Prior to September 1990, gold had never traded at 81 times the price of silver. Not on any historic data that we know of. And it has only breached or traded above that level on 29 days since March 1995.
 
Now, as a group, hedge funds are betting that gold will rise and silver will fall.
 
So in effect, they are also betting that the Gold/Silver Ratio will rise further. 
 
Gold up, silver down is their wager.
 
But what if the ratio falls instead, retreating from its current near-historic levels? Calling a top in gold's price relative to silver doesn't necessarily mean that silver will go up. 
 
But fact is, that is how things have panned out – on a monthly basis at least – some 79% of the time since 1968, back when comparable modern records begin. 
 
When the Gold/Silver Ratio falls, in short, silver prices have tended to rise. And the Gold/Silver Ratio is currently high by any historic measure except the unique period of 1990-1995.
 
No guarantees and no promises, of course. For some reason, the hot money of leveraged hedge funds is taking very much the opposite bet.

Adrian Ash is director of research at BullionVault, the physical gold and silver market for private investors online. Formerly head of editorial at London's top publisher of private-investment advice, he was City correspondent for The Daily Reckoning from 2003 to 2008, and is now a regular contributor to many leading analysis sites including Forbes and a regular guest on BBC national and international radio and television news. Adrian's views on the gold market have been sought by the Financial Times and Economist magazine in London; CNBC, Bloomberg and TheStreet.com in New York; Germany's Der Stern; Italy's Il Sole 24 Ore, and many other respected finance publications.

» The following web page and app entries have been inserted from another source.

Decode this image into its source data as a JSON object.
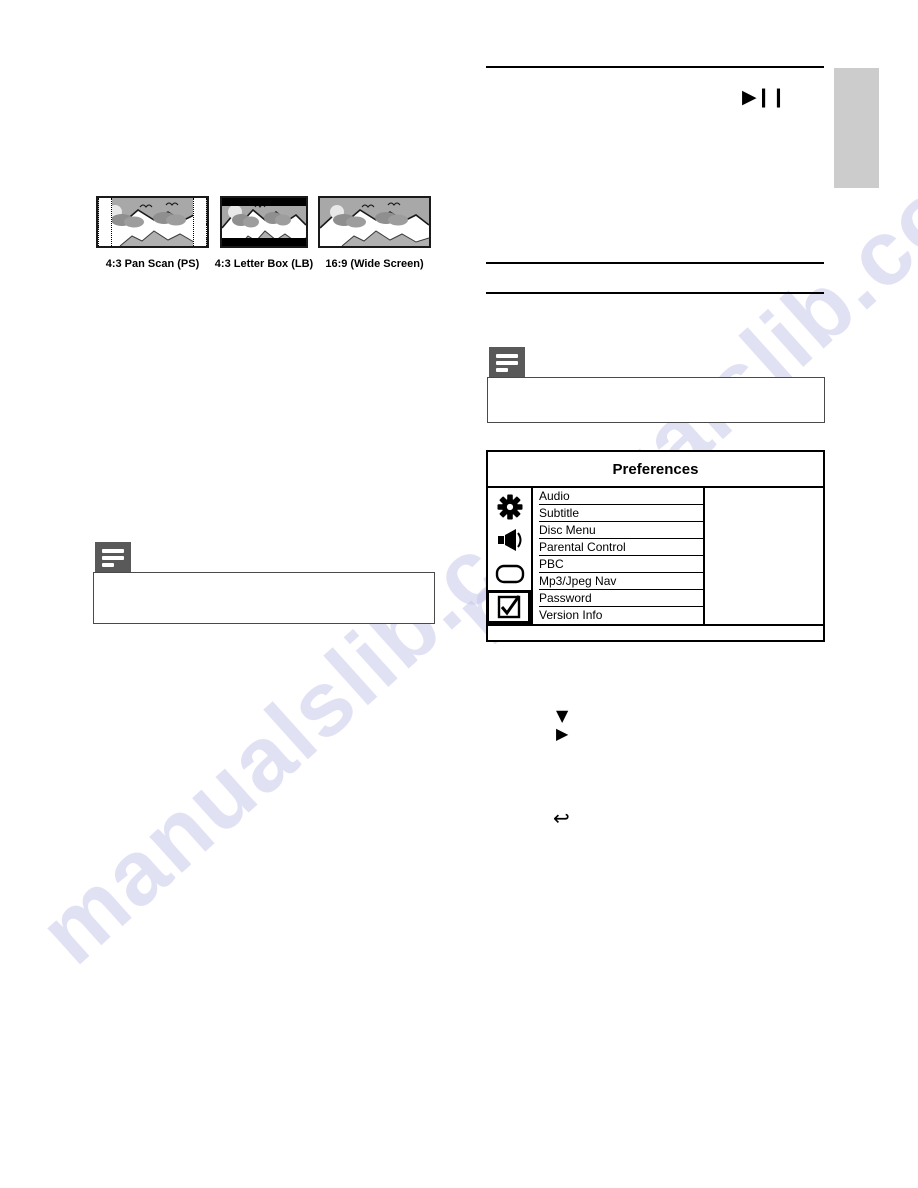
{
  "document": {
    "watermark_text": "manualslib.com"
  },
  "chapter_tab": {
    "label": ""
  },
  "figure_aspect_ratios": {
    "items": [
      {
        "caption": "4:3 Pan Scan (PS)",
        "icon": "tv-pan-scan-thumbnail"
      },
      {
        "caption": "4:3 Letter Box (LB)",
        "icon": "tv-letter-box-thumbnail"
      },
      {
        "caption": "16:9 (Wide Screen)",
        "icon": "tv-wide-screen-thumbnail"
      }
    ]
  },
  "notes": {
    "left": {
      "icon": "note-icon",
      "text": ""
    },
    "right": {
      "icon": "note-icon",
      "text": ""
    }
  },
  "osd": {
    "title": "Preferences",
    "icons": [
      {
        "name": "gear-icon",
        "selected": false
      },
      {
        "name": "speaker-icon",
        "selected": false
      },
      {
        "name": "video-icon",
        "selected": false
      },
      {
        "name": "checkbox-icon",
        "selected": true
      }
    ],
    "items": [
      {
        "label": "Audio",
        "value": ""
      },
      {
        "label": "Subtitle",
        "value": ""
      },
      {
        "label": "Disc Menu",
        "value": ""
      },
      {
        "label": "Parental Control",
        "value": ""
      },
      {
        "label": "PBC",
        "value": ""
      },
      {
        "label": "Mp3/Jpeg Nav",
        "value": ""
      },
      {
        "label": "Password",
        "value": ""
      },
      {
        "label": "Version Info",
        "value": ""
      }
    ]
  },
  "glyphs": {
    "play_pause": "▶❙❙",
    "nav_down": "▼",
    "nav_right": "▶",
    "back": "↩"
  },
  "colors": {
    "tab_gray": "#cccccc",
    "note_icon_gray": "#595959",
    "rule_black": "#000000",
    "watermark": "#c9c9ec"
  }
}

See the full archive of Adrian Ash articles on GoldNews.

Please Note: All articles published here are to inform your thinking, not lead it. Only you can decide the best place for your money, and any decision you make will put your money at risk. Information or data included here may have already been overtaken by events – and must be verified elsewhere – should you choose to act on it. Please review our Terms & Conditions for accessing Gold News.

Follow Us

Facebook Youtube Twitter LinkedIn

 

 

scri

Market Fundamentals